Hullo. This is my first post on the O’Reilly sysadmin blog, and I’m about four months late. I told Mike Loukides I’d start blogging in November, and I’m just now getting around to it. It’s true that I run my own blog, but that’s mostly about the development of Puppet, and here I’ll be focusing more on the state of system administration and how we can maybe do better.
Incidentally, I’m the author of Puppet, a server automation framework. There are a few presentations online about Puppet, but the short summary is that I spent a few years developing and consulting, both on cfengine and on some of my own tools, and finally decided I could not take it any more, and figured I needed to either quit the field or create a tool I really wanted to use.
So, two years ago, Puppet was born, and that’s what I’ve been doing ever since. Puppet is an ambitious project for me, because I’m really hoping to do more than create a decent tool, I want to redefine acceptable best practice in system administration. Cfengine is currently the “state of the art”, but it’s barely changed in 10 years and it’s only got one developer who isn’t even working on it full time. I want to do more than create a tool that’s better than cfengine, I want to prove that sysadmins can use open communities to build great open source tools, and I want to use our community to build a whole new generation of tools, not just one monolithic “does everything” tool.

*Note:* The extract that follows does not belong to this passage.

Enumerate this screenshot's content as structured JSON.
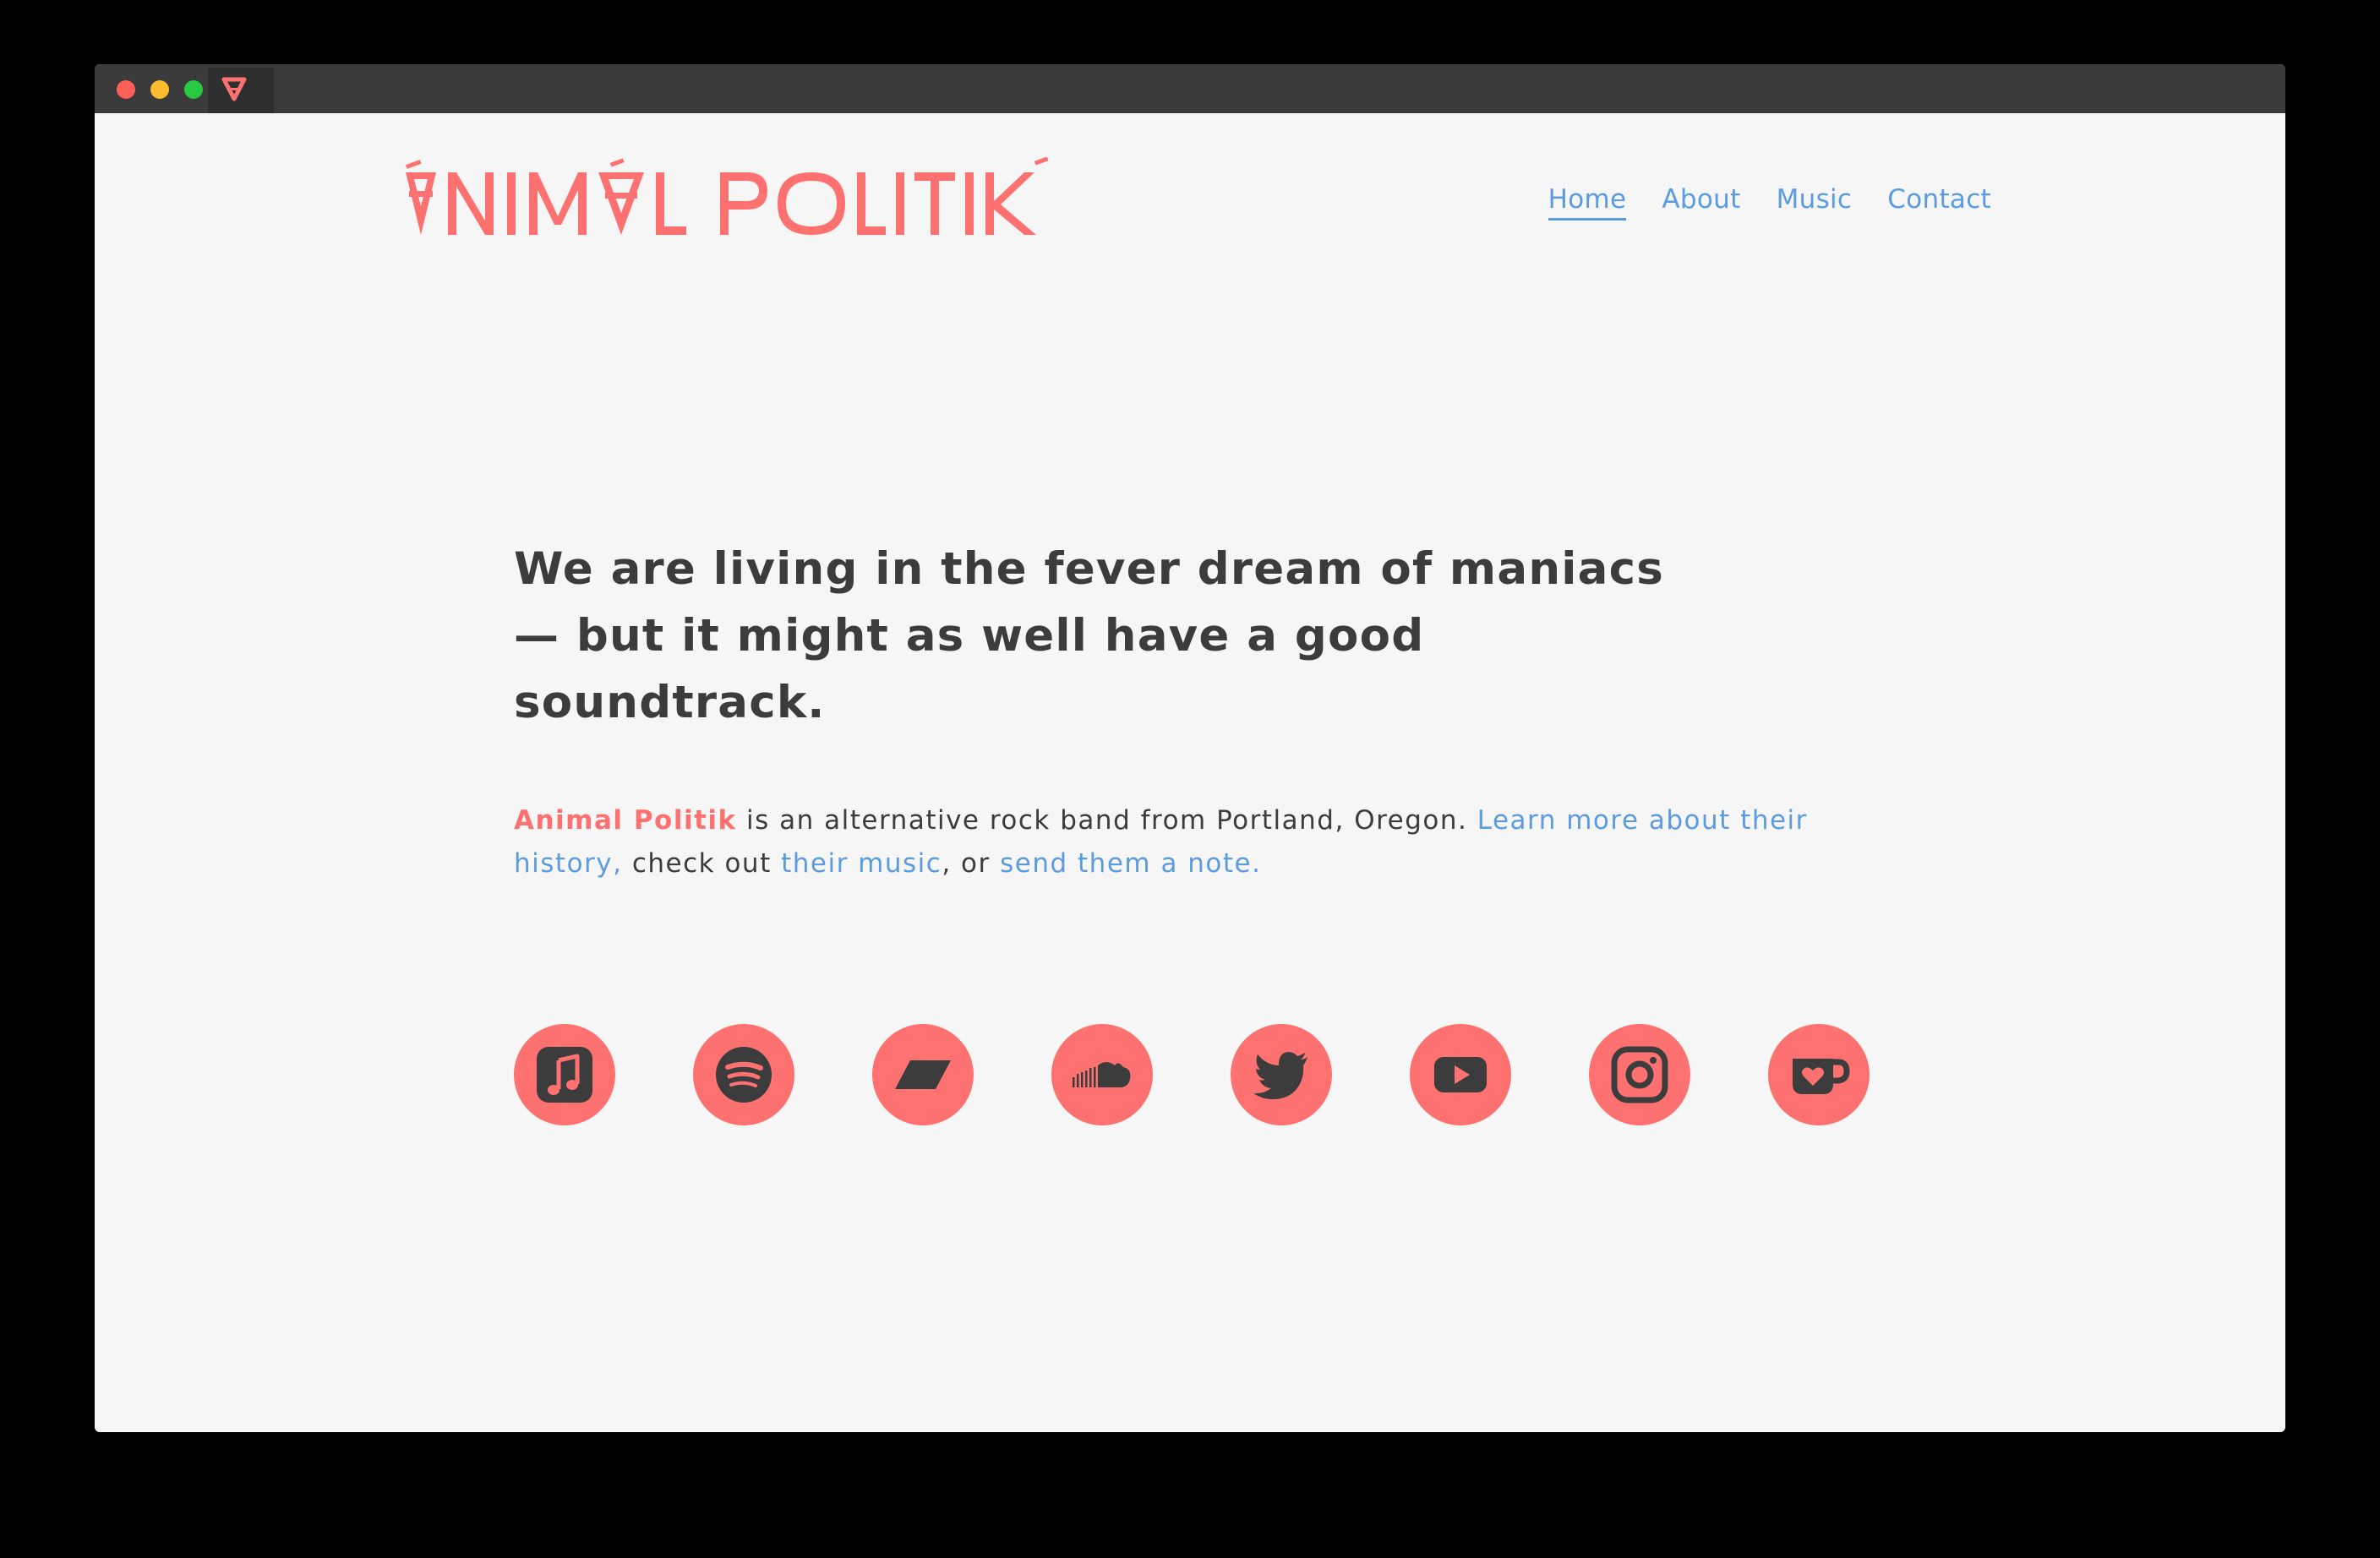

In the meantime, I’ll do my best to write often. I don’t really know what I’ll be blogging about here; it’ll definitely be part rant on the state of system administration, but I’d also like to help keep people abreast of what I learn and do (for the record, I’m now a full-time developer working on Puppet, and I haven’t been an operational sysadmin (thankfully) in a few years), and I will post on the events I go to and my experience trying to evangelize a better way to do system administration.